= THE DATA =
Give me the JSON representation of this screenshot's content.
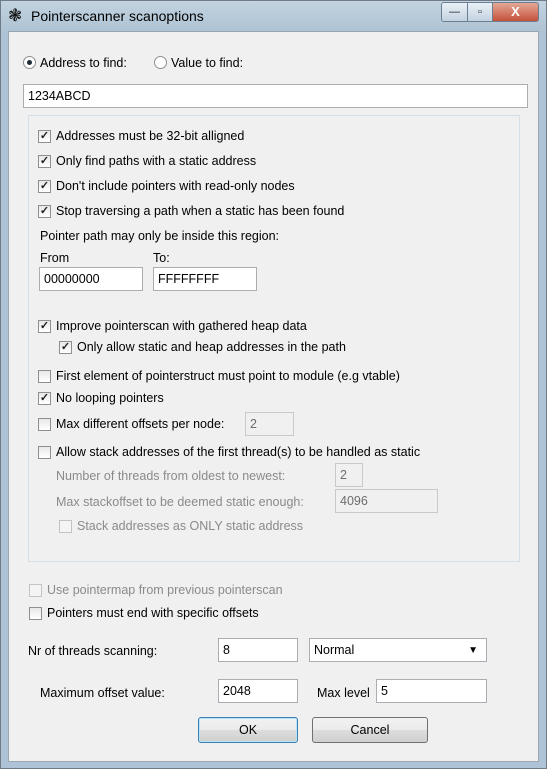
{
  "window": {
    "title": "Pointerscanner scanoptions",
    "controls": {
      "minimize": "—",
      "maximize": "▫",
      "close": "X"
    }
  },
  "find_mode": {
    "address_label": "Address to find:",
    "value_label": "Value to find:",
    "selected": "address",
    "address_value": "1234ABCD"
  },
  "options": {
    "aligned": {
      "label": "Addresses must be 32-bit alligned",
      "checked": true
    },
    "static_only": {
      "label": "Only find paths with a static address",
      "checked": true
    },
    "no_readonly": {
      "label": "Don't include pointers with read-only nodes",
      "checked": true
    },
    "stop_traversing": {
      "label": "Stop traversing a path when a static has been found",
      "checked": true
    },
    "region_label": "Pointer path may only be inside this region:",
    "from_label": "From",
    "to_label": "To:",
    "from_value": "00000000",
    "to_value": "FFFFFFFF",
    "heap_data": {
      "label": "Improve pointerscan with gathered heap data",
      "checked": true
    },
    "static_heap_only": {
      "label": "Only allow static and heap addresses in the path",
      "checked": true
    },
    "first_element": {
      "label": "First element of pointerstruct must point to module (e.g vtable)",
      "checked": false
    },
    "no_looping": {
      "label": "No looping pointers",
      "checked": true
    },
    "max_offsets": {
      "label": "Max different offsets per node:",
      "checked": false,
      "value": "2"
    },
    "stack_static": {
      "label": "Allow stack addresses of the first thread(s) to be handled as static",
      "checked": false
    },
    "threads_oldest_label": "Number of threads from oldest to newest:",
    "threads_oldest_value": "2",
    "max_stackoffset_label": "Max stackoffset to be deemed static enough:",
    "max_stackoffset_value": "4096",
    "stack_only_static": {
      "label": "Stack addresses as ONLY static address",
      "checked": false
    }
  },
  "bottom": {
    "use_pointermap": {
      "label": "Use pointermap from previous pointerscan",
      "checked": false
    },
    "end_offsets": {
      "label": "Pointers must end with specific offsets",
      "checked": false
    },
    "threads_label": "Nr of threads scanning:",
    "threads_value": "8",
    "priority_value": "Normal",
    "max_offset_label": "Maximum offset value:",
    "max_offset_value": "2048",
    "max_level_label": "Max level",
    "max_level_value": "5",
    "ok_label": "OK",
    "cancel_label": "Cancel"
  }
}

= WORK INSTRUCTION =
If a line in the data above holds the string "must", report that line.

= SOLUTION TO THE EXERCISE =
      "label": "Addresses must be 32-bit alligned",
      "label": "First element of pointerstruct must point to module (e.g vtable)",
      "label": "Pointers must end with specific offsets",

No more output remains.